IRB unveils Women's Sevens Series
October 4, 2012
England's Michaela Staniford is likely to be one of the stars of the new Sevens Series © Getty Images
The International Rugby Board has launched the first ever IRB Women's Sevens World Series that will kick off in November.
With the Olympics four years away, the IRB has labeled today's announcement as "another significant step in the journey to Rio 2016". The new tournament will take in Dubai, USA, China and Netherlands and will take on a system similar to the current HSBC Sevens World Series .
There will be six core teams featuring in each of the legs - Australia, Canada, England, Netherlands, New Zealand and USA - with the IRB inviting six more on "regional tournament rankings" to bring the total number of teams competing for each individual event up to 12 participating nations.
IRB chairman Bernard Lapasset said: "The IRB Women's Sevens World Series is an exciting and significant development, not only for the women's game but for all of rugby, as we continue to grow the game around the world. For the past 13 years, the top Sevens athletes in the men's game have competed in a world series environment, and now all women players can also aspire to compete at the same level, test themselves against the very best and hone their skills.

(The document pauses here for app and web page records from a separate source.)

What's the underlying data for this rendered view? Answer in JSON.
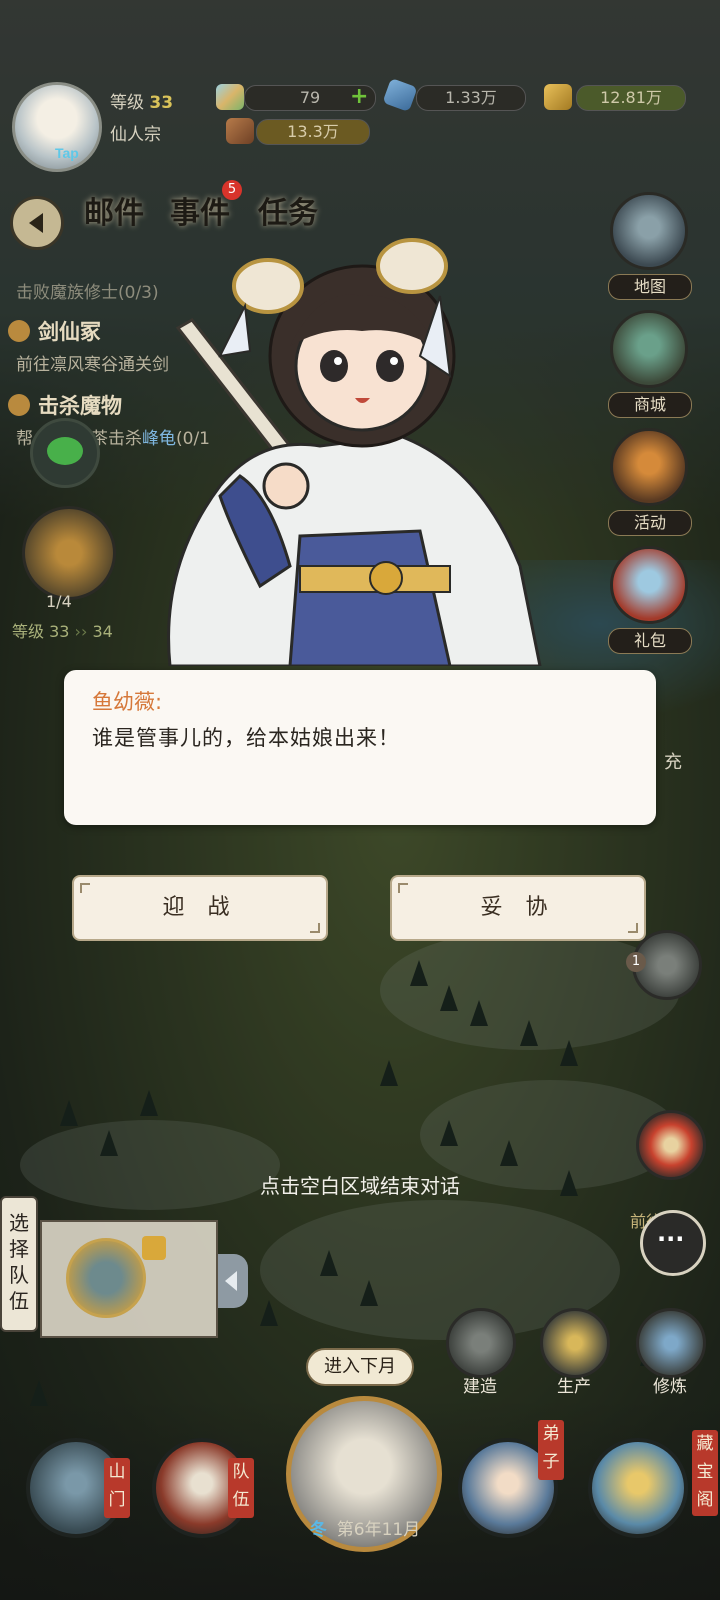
{
  "player": {
    "avatar_tap": "Tap",
    "level_label": "等级",
    "level": "33",
    "sect": "仙人宗"
  },
  "resources": {
    "spirit_stone": "79",
    "crystal": "1.33万",
    "gold": "12.81万",
    "wood": "13.3万"
  },
  "tabs": {
    "mail": "邮件",
    "events": "事件",
    "events_badge": "5",
    "tasks": "任务"
  },
  "quests": [
    {
      "title": "",
      "desc": "击败魔族修士(0/3)"
    },
    {
      "title": "剑仙冢",
      "desc": "前往凛风寒谷通关剑",
      "highlight": ""
    },
    {
      "title": "击杀魔物",
      "desc": "帮",
      "highlight": "峰龟",
      "desc_pre": "茶击杀",
      "progress": "(0/1"
    }
  ],
  "left_building": {
    "count": "1/4",
    "level_text": "等级 33",
    "next_level": "34"
  },
  "side_menu": [
    {
      "label": "地图"
    },
    {
      "label": "商城"
    },
    {
      "label": "活动"
    },
    {
      "label": "礼包"
    },
    {
      "label": "充"
    }
  ],
  "dialog": {
    "speaker": "鱼幼薇:",
    "line": "谁是管事儿的，给本姑娘出来！",
    "choice_fight": "迎 战",
    "choice_yield": "妥 协"
  },
  "hint": "点击空白区域结束对话",
  "team": {
    "select_label_1": "选",
    "select_label_2": "择",
    "select_label_3": "队",
    "select_label_4": "伍"
  },
  "actions": {
    "travel": "前往游",
    "build": "建造",
    "produce": "生产",
    "cultivate": "修炼",
    "notify_count": "1"
  },
  "bottom_nav": {
    "gate": [
      "山",
      "门"
    ],
    "team": [
      "队",
      "伍"
    ],
    "disciple": [
      "弟",
      "子"
    ],
    "treasure": [
      "藏",
      "宝",
      "阁"
    ],
    "next_month": "进入下月",
    "season": "冬",
    "date": "第6年11月"
  },
  "colors": {
    "dialog_bg": "#fbf8f3",
    "speaker": "#d6783a",
    "accent_gold": "#b98a3e",
    "nav_tag": "#b8392b"
  }
}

"This first international series for our top women's players will shine a light on the sheer quality and athleticism they have reached in a relatively short time, and ensure that the women's game continues on its sharp rise towards its Olympic debut in 2016.
"We are delighted to be going to Dubai, USA, China and tNetherlands in our inaugural year. Dubai will guarantee the Series tremendous global exposure with the event sitting alongside the men's, while the events in USA, China and the Netherlands reflect the incredible appetite for women's rugby in these key markets, as seen with the superb results of their teams on the world stage in recent years."

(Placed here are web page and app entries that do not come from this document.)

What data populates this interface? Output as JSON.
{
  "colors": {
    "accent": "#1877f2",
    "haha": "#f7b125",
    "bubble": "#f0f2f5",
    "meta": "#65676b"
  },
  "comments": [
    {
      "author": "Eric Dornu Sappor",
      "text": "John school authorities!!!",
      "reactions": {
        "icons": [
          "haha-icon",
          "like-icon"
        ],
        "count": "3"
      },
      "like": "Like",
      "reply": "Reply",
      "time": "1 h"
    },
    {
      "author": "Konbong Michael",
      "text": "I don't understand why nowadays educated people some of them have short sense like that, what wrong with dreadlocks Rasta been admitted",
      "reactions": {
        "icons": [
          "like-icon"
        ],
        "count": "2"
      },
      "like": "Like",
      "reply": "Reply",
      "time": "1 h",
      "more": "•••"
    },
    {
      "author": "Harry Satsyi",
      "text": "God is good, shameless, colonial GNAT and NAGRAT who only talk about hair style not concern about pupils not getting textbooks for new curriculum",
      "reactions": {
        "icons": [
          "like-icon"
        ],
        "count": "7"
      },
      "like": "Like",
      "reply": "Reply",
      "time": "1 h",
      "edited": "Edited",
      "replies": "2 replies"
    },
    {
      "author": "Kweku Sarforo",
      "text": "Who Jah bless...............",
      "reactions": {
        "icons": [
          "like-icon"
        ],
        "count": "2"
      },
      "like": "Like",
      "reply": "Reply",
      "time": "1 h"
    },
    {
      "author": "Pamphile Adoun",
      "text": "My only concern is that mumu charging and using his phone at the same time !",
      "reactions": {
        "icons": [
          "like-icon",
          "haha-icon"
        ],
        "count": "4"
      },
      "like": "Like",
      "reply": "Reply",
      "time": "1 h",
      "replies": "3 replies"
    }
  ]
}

IRB Women's Sevens World Series 2012/13:
© ESPN Sports Media Ltd.
John Taylor argues the world's best XVs players must be given a chance to play in the Olympics to increase the appeal of the game
The All Blacks' form is not a peaking issue, but Hansen must threaten to wield his axe, to demand improvement, Craig Dowd writes
"It has been the World Cup that smashed down the gender barriers of the sport." Tom Hamilton looks back at a remarkable tournament
A selection of the best pictures from England's historic World Cup triumph in Paris as they beat Canada 21-9